** DATA EXTRACTS follows **
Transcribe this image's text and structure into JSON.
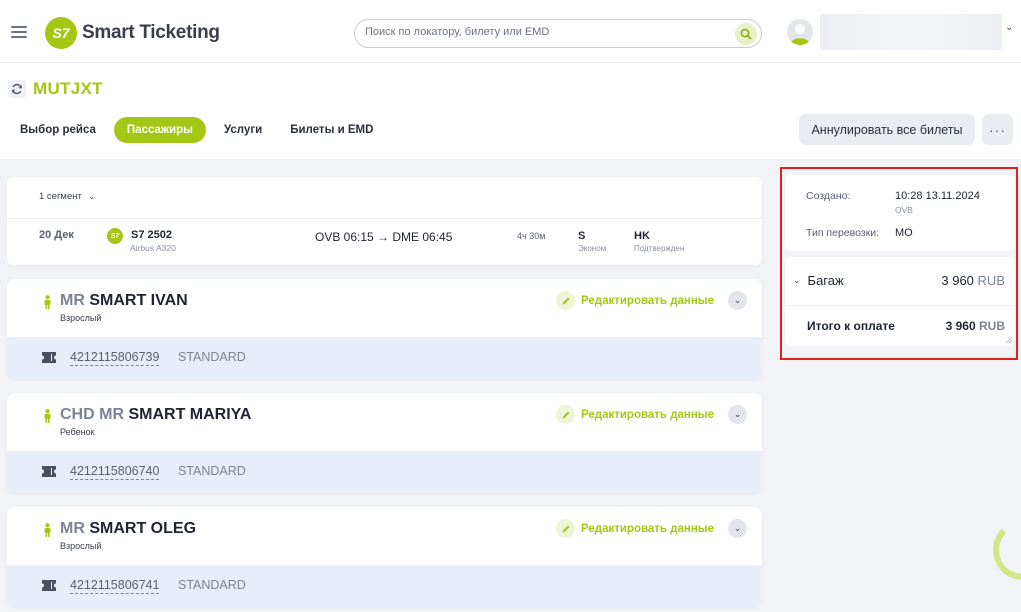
{
  "header": {
    "brand": "Smart Ticketing",
    "brand_badge": "S7",
    "search_placeholder": "Поиск по локатору, билету или EMD",
    "icons": [
      "menu-icon",
      "search-icon",
      "avatar-icon",
      "chevron-down-icon"
    ]
  },
  "booking": {
    "pnr": "MUTJXT",
    "tabs": [
      {
        "label": "Выбор рейса",
        "active": false
      },
      {
        "label": "Пассажиры",
        "active": true
      },
      {
        "label": "Услуги",
        "active": false
      },
      {
        "label": "Билеты и EMD",
        "active": false
      }
    ],
    "cancel_all_label": "Аннулировать все билеты",
    "more_label": "···"
  },
  "segment": {
    "toggle_label": "1 сегмент",
    "date": "20 Дек",
    "airline_badge": "S7",
    "flight": "S7 2502",
    "aircraft": "Airbus A320",
    "route": "OVB 06:15 → DME 06:45",
    "duration": "4ч 30м",
    "class_code": "S",
    "class_name": "Эконом",
    "status_code": "HK",
    "status_name": "Подтвержден"
  },
  "passengers": [
    {
      "title": "MR",
      "name": "SMART IVAN",
      "type": "Взрослый",
      "edit_label": "Редактировать данные",
      "ticket": "4212115806739",
      "fare": "STANDARD"
    },
    {
      "title": "CHD MR",
      "name": "SMART MARIYA",
      "type": "Ребенок",
      "edit_label": "Редактировать данные",
      "ticket": "4212115806740",
      "fare": "STANDARD"
    },
    {
      "title": "MR",
      "name": "SMART OLEG",
      "type": "Взрослый",
      "edit_label": "Редактировать данные",
      "ticket": "4212115806741",
      "fare": "STANDARD"
    }
  ],
  "summary": {
    "created_label": "Создано:",
    "created_value": "10:28 13.11.2024",
    "created_city": "OVB",
    "transport_label": "Тип перевозки:",
    "transport_value": "MO",
    "baggage_label": "Багаж",
    "baggage_amount": "3 960",
    "baggage_currency": "RUB",
    "total_label": "Итого к оплате",
    "total_amount": "3 960",
    "total_currency": "RUB"
  },
  "colors": {
    "brand": "#a4c615",
    "highlight_border": "#e0201b",
    "ticket_row_bg": "#e8edfa"
  }
}
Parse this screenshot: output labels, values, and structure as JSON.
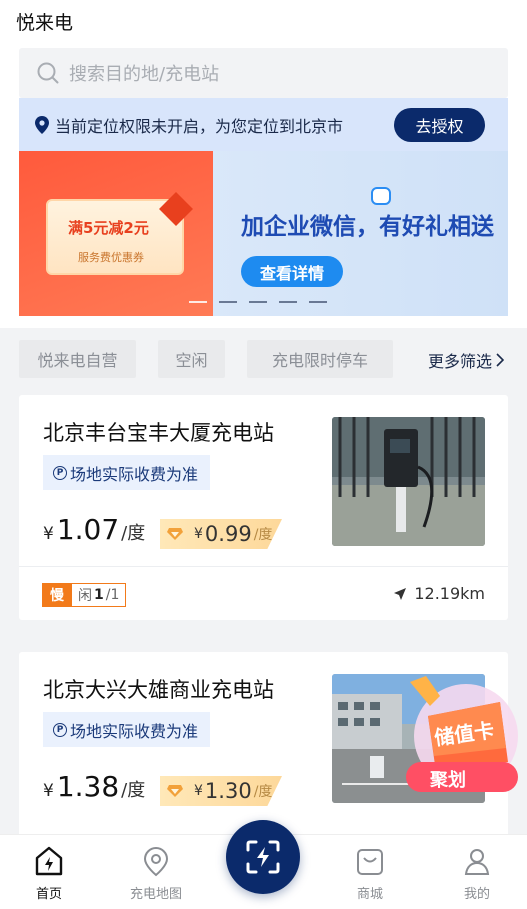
{
  "app": {
    "title": "悦来电"
  },
  "search": {
    "placeholder": "搜索目的地/充电站"
  },
  "location_notice": {
    "text": "当前定位权限未开启，为您定位到北京市",
    "button_label": "去授权"
  },
  "banner": {
    "coupon_title": "满5元减2元",
    "coupon_subtitle": "服务费优惠券",
    "headline": "加企业微信，有好礼相送",
    "button_label": "查看详情",
    "page_count": 5,
    "active_index": 0
  },
  "filters": {
    "chips": [
      "悦来电自营",
      "空闲",
      "充电限时停车"
    ],
    "more_label": "更多筛选"
  },
  "stations": [
    {
      "name": "北京丰台宝丰大厦充电站",
      "tag": "场地实际收费为准",
      "currency": "¥",
      "price": "1.07",
      "unit": "/度",
      "member_price": "0.99",
      "member_unit": "/度",
      "speed": "慢",
      "free_label": "闲",
      "free_count": "1",
      "total_count": "/1",
      "distance": "12.19km"
    },
    {
      "name": "北京大兴大雄商业充电站",
      "tag": "场地实际收费为准",
      "currency": "¥",
      "price": "1.38",
      "unit": "/度",
      "member_price": "1.30",
      "member_unit": "/度"
    }
  ],
  "promo": {
    "line1": "储值卡",
    "line2": "聚划"
  },
  "tabbar": {
    "items": [
      {
        "label": "首页",
        "icon": "home-icon",
        "active": true
      },
      {
        "label": "充电地图",
        "icon": "map-pin-icon",
        "active": false
      },
      {
        "label": "商城",
        "icon": "shop-bag-icon",
        "active": false
      },
      {
        "label": "我的",
        "icon": "user-icon",
        "active": false
      }
    ],
    "center_icon": "scan-charge-icon"
  },
  "colors": {
    "primary": "#0b2a6b",
    "accent_orange": "#f27a1a",
    "location_bar_bg": "#d8e5fb",
    "tag_bg": "#eaf1fd"
  }
}
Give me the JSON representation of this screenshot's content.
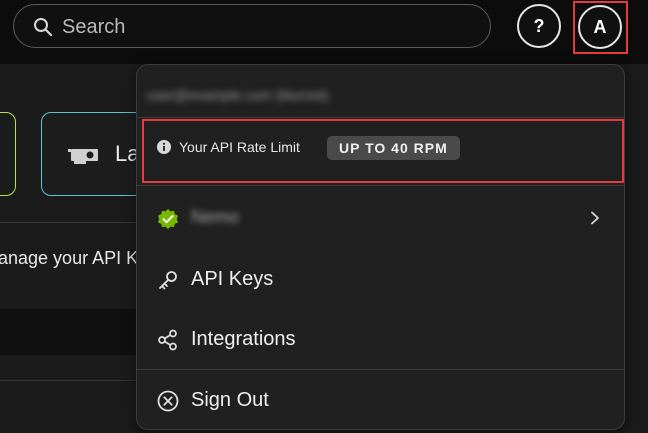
{
  "search": {
    "placeholder": "Search"
  },
  "header": {
    "help_label": "?",
    "avatar_initial": "A"
  },
  "background": {
    "card_label": "La",
    "description": "anage your API K"
  },
  "menu": {
    "email": "user@example.com (blurred)",
    "rate_limit_label": "Your API Rate Limit",
    "rate_limit_badge": "UP TO 40 RPM",
    "org_name": "Nemo",
    "api_keys_label": "API Keys",
    "integrations_label": "Integrations",
    "sign_out_label": "Sign Out"
  },
  "colors": {
    "highlight": "#e53a3f",
    "verified_green": "#76b900",
    "card_green": "#b8e04a",
    "card_cyan": "#5ec3d8"
  }
}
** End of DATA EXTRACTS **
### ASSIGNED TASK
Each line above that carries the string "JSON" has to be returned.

### TASK SOLUTION
Transcribe this image's text and structure into JSON.
Parse this screenshot: output labels, values, and structure as JSON.
Give me the JSON representation of this screenshot's content.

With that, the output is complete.